This title appears in the Scientific Report : 2014 

Conformational dynamics of the autophagy-related protein GABARAP on multiple time-scales
Möller, Christina
Ma, Peixiang / Schwarten, Melanie / Willbold, Dieter / Neudecker, Philipp (Corresponding Author)
Strukturbiochemie ; ICS-6
EUROMAR 2014, Zürich (Schweiz), 2014-06-29 - 2014-07-03
Signalling Pathways and Mechanisms in the Nervous System

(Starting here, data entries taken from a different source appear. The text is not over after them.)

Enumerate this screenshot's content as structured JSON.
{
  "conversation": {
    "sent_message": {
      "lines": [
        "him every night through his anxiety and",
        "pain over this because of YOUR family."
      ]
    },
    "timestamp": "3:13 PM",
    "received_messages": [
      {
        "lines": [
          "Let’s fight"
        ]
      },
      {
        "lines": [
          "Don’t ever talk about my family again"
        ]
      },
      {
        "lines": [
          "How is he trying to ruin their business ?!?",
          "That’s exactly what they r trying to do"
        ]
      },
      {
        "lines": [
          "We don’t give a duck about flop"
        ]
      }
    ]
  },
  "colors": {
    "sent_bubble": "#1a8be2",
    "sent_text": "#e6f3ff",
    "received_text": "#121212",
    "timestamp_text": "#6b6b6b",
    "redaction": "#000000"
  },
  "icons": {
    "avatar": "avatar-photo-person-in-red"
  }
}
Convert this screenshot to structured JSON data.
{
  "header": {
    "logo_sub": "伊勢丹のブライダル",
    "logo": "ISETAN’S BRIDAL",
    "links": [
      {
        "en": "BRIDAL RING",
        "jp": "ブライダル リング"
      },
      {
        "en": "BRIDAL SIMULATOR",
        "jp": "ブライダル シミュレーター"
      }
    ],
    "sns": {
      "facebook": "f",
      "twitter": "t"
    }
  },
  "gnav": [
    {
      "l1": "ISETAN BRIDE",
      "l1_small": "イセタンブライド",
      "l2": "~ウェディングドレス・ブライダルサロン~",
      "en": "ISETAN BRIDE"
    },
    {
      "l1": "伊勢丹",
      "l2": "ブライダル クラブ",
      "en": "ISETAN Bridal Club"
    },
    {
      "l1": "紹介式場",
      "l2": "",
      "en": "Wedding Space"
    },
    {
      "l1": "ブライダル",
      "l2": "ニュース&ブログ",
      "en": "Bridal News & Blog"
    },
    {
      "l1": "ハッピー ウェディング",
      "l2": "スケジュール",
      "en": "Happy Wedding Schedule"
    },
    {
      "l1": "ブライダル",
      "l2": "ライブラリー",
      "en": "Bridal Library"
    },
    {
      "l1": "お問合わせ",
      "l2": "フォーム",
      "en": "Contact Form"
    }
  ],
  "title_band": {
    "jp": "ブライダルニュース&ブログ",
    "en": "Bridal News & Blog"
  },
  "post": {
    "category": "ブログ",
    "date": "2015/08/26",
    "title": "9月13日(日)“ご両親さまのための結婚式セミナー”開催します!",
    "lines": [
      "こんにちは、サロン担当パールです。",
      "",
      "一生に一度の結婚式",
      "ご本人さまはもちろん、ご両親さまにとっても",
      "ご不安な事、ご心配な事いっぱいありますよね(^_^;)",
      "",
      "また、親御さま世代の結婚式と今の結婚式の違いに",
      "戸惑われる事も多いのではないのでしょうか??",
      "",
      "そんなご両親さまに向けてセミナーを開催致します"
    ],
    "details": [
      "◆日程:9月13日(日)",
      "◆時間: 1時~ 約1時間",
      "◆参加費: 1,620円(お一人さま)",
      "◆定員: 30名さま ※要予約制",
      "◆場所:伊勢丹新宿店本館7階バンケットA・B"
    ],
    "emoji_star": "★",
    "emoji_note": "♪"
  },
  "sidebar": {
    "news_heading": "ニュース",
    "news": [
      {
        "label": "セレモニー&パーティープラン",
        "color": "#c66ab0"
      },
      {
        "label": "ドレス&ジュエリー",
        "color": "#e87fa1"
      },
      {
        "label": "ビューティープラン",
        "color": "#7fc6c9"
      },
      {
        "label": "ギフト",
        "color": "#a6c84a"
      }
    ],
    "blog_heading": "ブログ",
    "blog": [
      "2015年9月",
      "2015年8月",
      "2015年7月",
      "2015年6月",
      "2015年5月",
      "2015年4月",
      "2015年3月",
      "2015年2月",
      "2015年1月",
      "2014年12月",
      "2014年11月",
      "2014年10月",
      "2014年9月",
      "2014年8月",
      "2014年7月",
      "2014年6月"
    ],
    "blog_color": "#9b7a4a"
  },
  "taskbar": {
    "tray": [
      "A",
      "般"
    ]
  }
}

Understanding the function of a protein usually requires knowledge of its tertiary structure and conformationaldynamics. NMR spectroscopy is a powerful tool for studying structure and dynamics on virtually all time-scales frompicoseconds to real time at atomic resolution. In particular, sub-nanosecond dynamics determine spin relaxationrates, whereas the biochemically often more relevant dynamics on the micro- to millisecond time-scale causes linebroadening, which can be quantified by Carr-Purcell-Meiboom-Gill (CPMG) relaxation dispersion (RD) experiments[1].The 117-residue GABAA receptor-associated protein (GABARAP) from H. sapiens is known to mediate vesicletransport and fusion events in autophagy and possibly also apoptosis [2]. To this end, GABARAP is enzymaticallylipid-conjugated to allow membrane anchoring, which has been reported to facilitate hemifusion of membranes uponoligomerization. Structure determination of GABARAP by NMR [3] and X-ray crystallography [4] suggested significantconformational heterogeneity, which is conserved in the yeast homologue Atg8 [2]. Intriguingly, crystallizationunder high salt conditions resulted in an alternate conformation in which the N-terminal region is associated withthe hydrophobic binding pockets of an adjacent subunit in the crystal [4]. Unfortunately, it remains unclear whetherthis alternate conformation indeed facilitates oligomerization during membrane fusion and/or tubulin polymerizationor is merely a crystallization artifact, and the conformational dynamics of GABARAP is still poorly understood.To gain insight, we have measured 15N longitudinal and transverse relaxation rates, {1H}15N heteronuclear NOEs,and 15N relaxation dispersion profiles at several different temperatures, which reveal conformational dynamics invarious regions of the tertiary structure. The C-terminal region is highly mobile on the nanosecond time-scale asindicated by low order parameters S2. CPMG RD experiments show two distinct conformational exchange processeson the millisecond time-scale. Specifically, resonances in the N-terminal helical subdomain exhibit two separate resonances(plus exchange cross-peaks in multidimensional experiments) as a result of slow to intermediate exchangeon a time-scale of several milliseconds between two conformations with similar equilibrium populations. By contrast,residues lining the hydrophobic binding pockets reveal a slightly faster exchange process with an excited statepopulation of about 1%. Investigation of the structural details of these conformational exchange processes via CPMGRD experiments on a variety of different nuclei is currently underway.References: [1] A. G. Palmer 2004, Chem. Rev. 104, 3623-3640. [2] M. Schwarten et al. 2010, Biochem. Biophys. Res. Commun.395, 426-431. [3] T. Stangler et al. 2002, J. Biol. Chem. 277, 13363-13366. [4] J. E. Coyle et al. 2002, Neuron 33, 63-74.(RD 717, Poster S. 334 von 438)